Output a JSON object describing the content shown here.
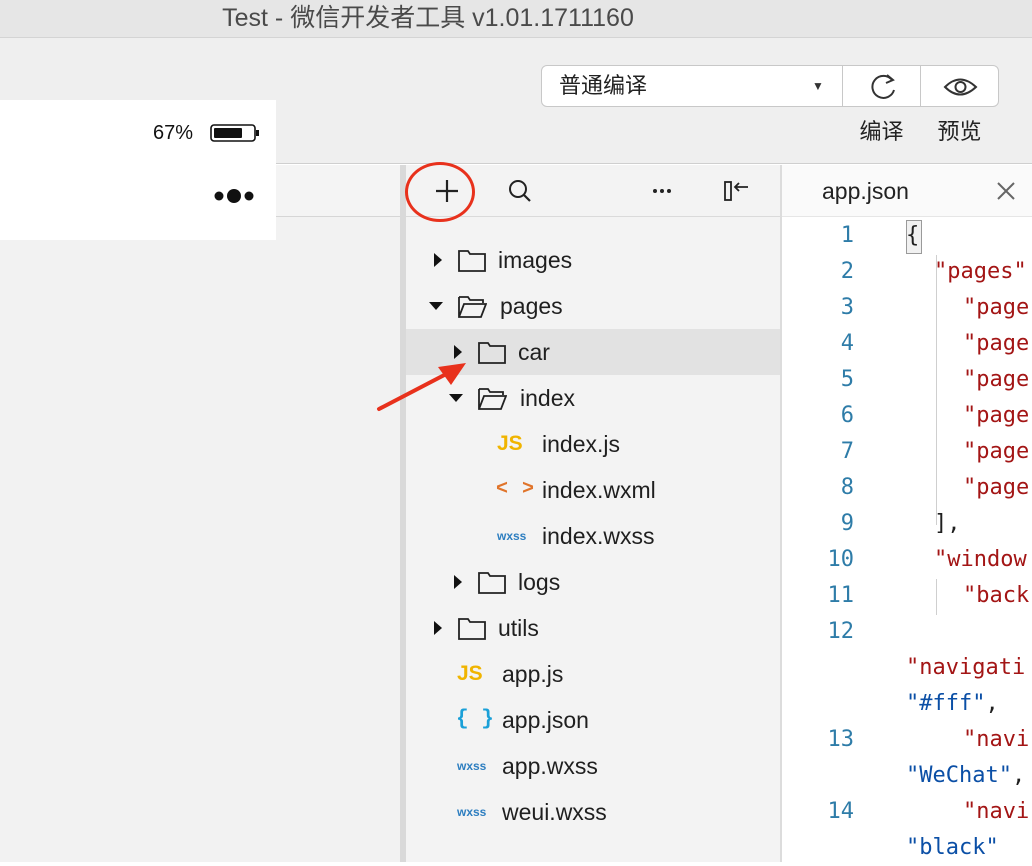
{
  "window": {
    "title": "Test - 微信开发者工具 v1.01.1711160"
  },
  "toolbar": {
    "compile_mode": "普通编译",
    "compile_label": "编译",
    "preview_label": "预览"
  },
  "simulator": {
    "battery_percent": "67%"
  },
  "file_tree": {
    "items": [
      {
        "label": "images",
        "type": "folder",
        "expanded": false
      },
      {
        "label": "pages",
        "type": "folder",
        "expanded": true
      },
      {
        "label": "car",
        "type": "folder",
        "expanded": false,
        "selected": true
      },
      {
        "label": "index",
        "type": "folder",
        "expanded": true
      },
      {
        "label": "index.js",
        "type": "js"
      },
      {
        "label": "index.wxml",
        "type": "wxml"
      },
      {
        "label": "index.wxss",
        "type": "wxss"
      },
      {
        "label": "logs",
        "type": "folder",
        "expanded": false
      },
      {
        "label": "utils",
        "type": "folder",
        "expanded": false
      },
      {
        "label": "app.js",
        "type": "js"
      },
      {
        "label": "app.json",
        "type": "json"
      },
      {
        "label": "app.wxss",
        "type": "wxss"
      },
      {
        "label": "weui.wxss",
        "type": "wxss"
      }
    ],
    "icon_text": {
      "js": "JS",
      "xml": "< >",
      "wxss": "wxss",
      "json": "{ }"
    }
  },
  "editor": {
    "tab_label": "app.json",
    "line_numbers": [
      "1",
      "2",
      "3",
      "4",
      "5",
      "6",
      "7",
      "8",
      "9",
      "10",
      "11",
      "12",
      "13",
      "14"
    ],
    "code": {
      "l1": "{",
      "l2": "\"pages\"",
      "l3": "\"page",
      "l4": "\"page",
      "l5": "\"page",
      "l6": "\"page",
      "l7": "\"page",
      "l8": "\"page",
      "l9": "],",
      "l10": "\"window",
      "l11": "\"back",
      "l12a": "\"navigati",
      "l12b": "\"#fff\"",
      "l12b_punct": ",",
      "l13a": "\"navi",
      "l13b": "\"WeChat\"",
      "l13b_punct": ",",
      "l14a": "\"navi",
      "l14b": "\"black\""
    }
  },
  "colors": {
    "accent_red": "#e8311c",
    "js_yellow": "#f0b400",
    "xml_orange": "#e0742a",
    "wxss_blue": "#2d7ec0",
    "json_cyan": "#1aa0d8",
    "line_number_blue": "#2e7ca8",
    "string_key_red": "#a31515",
    "string_value_blue": "#0b4fa6"
  },
  "icons": {
    "add": "plus-icon",
    "search": "search-icon",
    "more": "ellipsis-icon",
    "collapse": "collapse-panel-icon",
    "refresh": "refresh-icon",
    "preview": "eye-icon",
    "close": "close-icon"
  }
}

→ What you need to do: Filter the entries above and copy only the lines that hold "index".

→ Exercise response:
        "label": "index",
        "label": "index.js",
        "label": "index.wxml",
        "label": "index.wxss",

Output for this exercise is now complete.